▶ [DIRECTIONS FOR THIS TASK]:
Retype, without changes or pictures, only the lines that begin at the one containing "Read all visible content and emit it as JSON." and end at the last line of the records that follow.

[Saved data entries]
>>>>

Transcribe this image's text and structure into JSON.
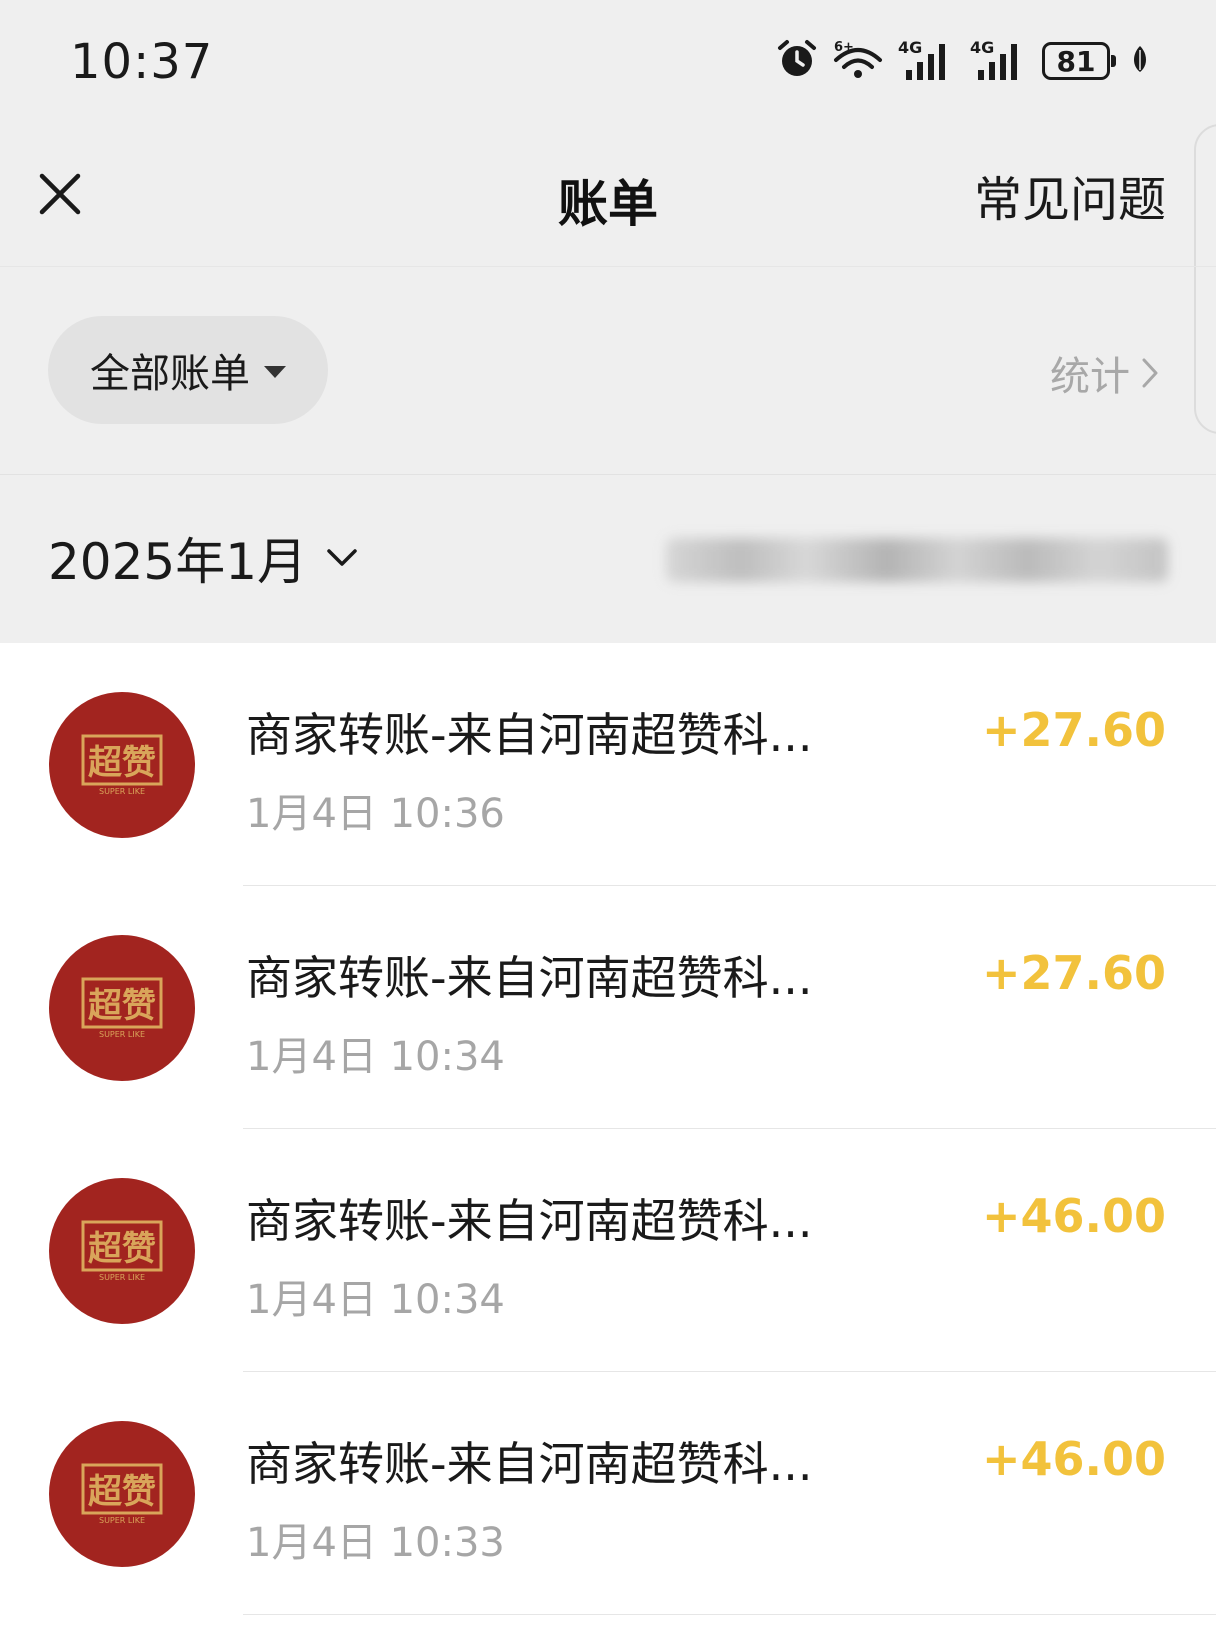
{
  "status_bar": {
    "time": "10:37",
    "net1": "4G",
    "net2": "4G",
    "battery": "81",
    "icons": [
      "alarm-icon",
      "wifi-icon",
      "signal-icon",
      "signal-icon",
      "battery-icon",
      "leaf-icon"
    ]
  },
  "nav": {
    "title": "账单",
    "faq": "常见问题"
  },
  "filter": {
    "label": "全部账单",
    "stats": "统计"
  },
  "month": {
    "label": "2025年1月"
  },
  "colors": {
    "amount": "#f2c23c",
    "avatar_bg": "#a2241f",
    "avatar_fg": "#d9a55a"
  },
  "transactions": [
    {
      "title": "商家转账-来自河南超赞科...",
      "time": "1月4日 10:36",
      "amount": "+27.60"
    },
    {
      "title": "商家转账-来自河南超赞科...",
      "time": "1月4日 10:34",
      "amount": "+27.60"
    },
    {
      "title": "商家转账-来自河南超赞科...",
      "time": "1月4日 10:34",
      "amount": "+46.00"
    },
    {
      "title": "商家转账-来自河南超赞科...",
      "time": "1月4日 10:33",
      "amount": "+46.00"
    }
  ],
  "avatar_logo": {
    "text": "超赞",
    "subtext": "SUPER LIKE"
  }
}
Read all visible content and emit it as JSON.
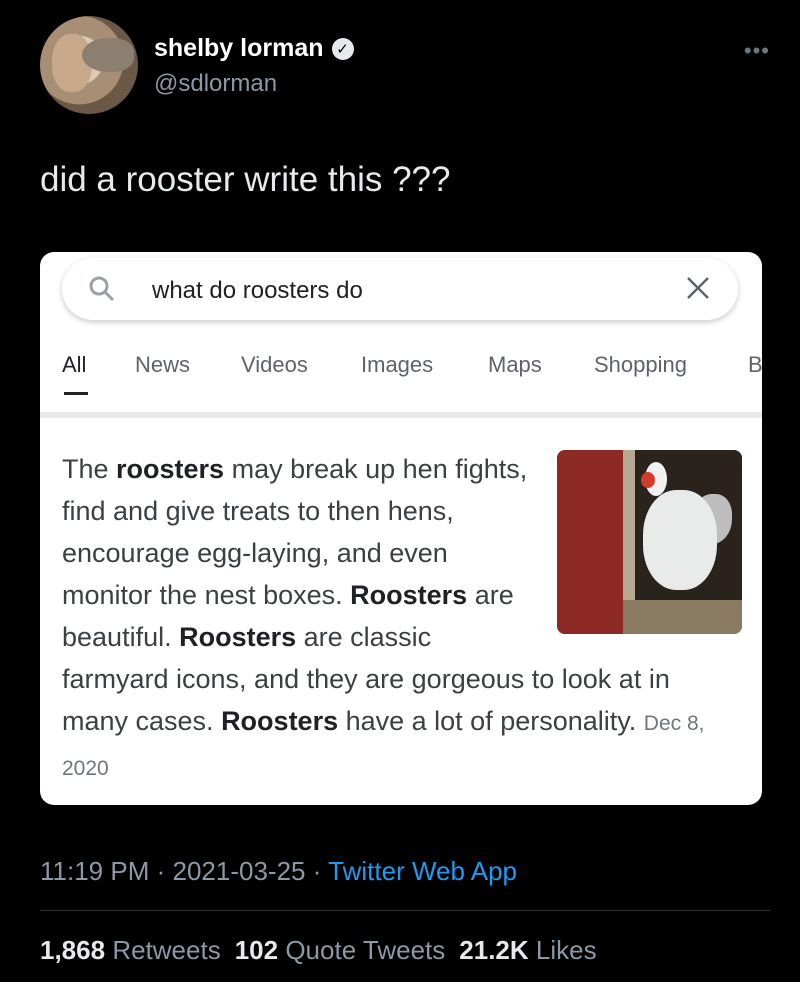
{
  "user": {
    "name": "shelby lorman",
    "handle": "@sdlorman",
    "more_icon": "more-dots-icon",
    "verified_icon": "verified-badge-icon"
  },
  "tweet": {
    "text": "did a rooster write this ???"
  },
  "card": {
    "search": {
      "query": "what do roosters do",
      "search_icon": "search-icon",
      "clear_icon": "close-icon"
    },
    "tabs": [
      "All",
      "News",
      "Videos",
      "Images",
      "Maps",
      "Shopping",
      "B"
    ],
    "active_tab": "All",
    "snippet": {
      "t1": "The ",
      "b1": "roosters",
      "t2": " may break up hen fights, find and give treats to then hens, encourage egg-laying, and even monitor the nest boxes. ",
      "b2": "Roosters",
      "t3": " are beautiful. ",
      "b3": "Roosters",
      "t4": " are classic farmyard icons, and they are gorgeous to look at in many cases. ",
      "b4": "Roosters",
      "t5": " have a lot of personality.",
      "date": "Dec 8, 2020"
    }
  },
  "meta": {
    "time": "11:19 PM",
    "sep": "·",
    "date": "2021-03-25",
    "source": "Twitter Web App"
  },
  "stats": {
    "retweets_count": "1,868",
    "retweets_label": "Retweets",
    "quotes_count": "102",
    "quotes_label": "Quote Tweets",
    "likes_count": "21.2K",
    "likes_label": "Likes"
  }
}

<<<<

▶ [OUTPUT FOR THIS EXERCISE]:
Read all visible content and emit it as JSON.
{
  "user": {
    "name": "shelby lorman",
    "handle": "@sdlorman",
    "more_icon": "more-dots-icon",
    "verified_icon": "verified-badge-icon"
  },
  "tweet": {
    "text": "did a rooster write this ???"
  },
  "card": {
    "search": {
      "query": "what do roosters do",
      "search_icon": "search-icon",
      "clear_icon": "close-icon"
    },
    "tabs": [
      "All",
      "News",
      "Videos",
      "Images",
      "Maps",
      "Shopping",
      "B"
    ],
    "active_tab": "All",
    "snippet": {
      "t1": "The ",
      "b1": "roosters",
      "t2": " may break up hen fights, find and give treats to then hens, encourage egg-laying, and even monitor the nest boxes. ",
      "b2": "Roosters",
      "t3": " are beautiful. ",
      "b3": "Roosters",
      "t4": " are classic farmyard icons, and they are gorgeous to look at in many cases. ",
      "b4": "Roosters",
      "t5": " have a lot of personality.",
      "date": "Dec 8, 2020"
    }
  },
  "meta": {
    "time": "11:19 PM",
    "sep": "·",
    "date": "2021-03-25",
    "source": "Twitter Web App"
  },
  "stats": {
    "retweets_count": "1,868",
    "retweets_label": "Retweets",
    "quotes_count": "102",
    "quotes_label": "Quote Tweets",
    "likes_count": "21.2K",
    "likes_label": "Likes"
  }
}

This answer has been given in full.